Work to be completed: Go through the lines below, tally those that include the word "label", and give only the tally.

-- Opening Marker --

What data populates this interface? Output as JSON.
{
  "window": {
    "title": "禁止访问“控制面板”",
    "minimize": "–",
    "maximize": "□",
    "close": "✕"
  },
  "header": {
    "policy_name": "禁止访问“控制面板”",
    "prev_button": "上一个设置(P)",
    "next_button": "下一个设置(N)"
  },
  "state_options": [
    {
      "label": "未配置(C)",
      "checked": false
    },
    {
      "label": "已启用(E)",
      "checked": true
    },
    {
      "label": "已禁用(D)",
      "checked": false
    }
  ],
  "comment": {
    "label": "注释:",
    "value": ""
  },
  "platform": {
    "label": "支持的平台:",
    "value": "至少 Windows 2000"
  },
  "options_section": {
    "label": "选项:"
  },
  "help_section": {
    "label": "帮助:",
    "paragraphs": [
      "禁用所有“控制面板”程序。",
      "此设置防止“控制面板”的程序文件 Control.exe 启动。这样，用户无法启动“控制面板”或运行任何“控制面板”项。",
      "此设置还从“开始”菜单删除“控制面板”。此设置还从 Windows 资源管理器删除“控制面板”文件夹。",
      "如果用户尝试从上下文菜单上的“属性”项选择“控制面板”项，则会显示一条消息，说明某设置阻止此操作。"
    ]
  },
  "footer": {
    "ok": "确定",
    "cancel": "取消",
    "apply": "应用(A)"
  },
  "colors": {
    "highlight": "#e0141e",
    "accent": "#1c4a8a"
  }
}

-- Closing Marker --

Answer space: 7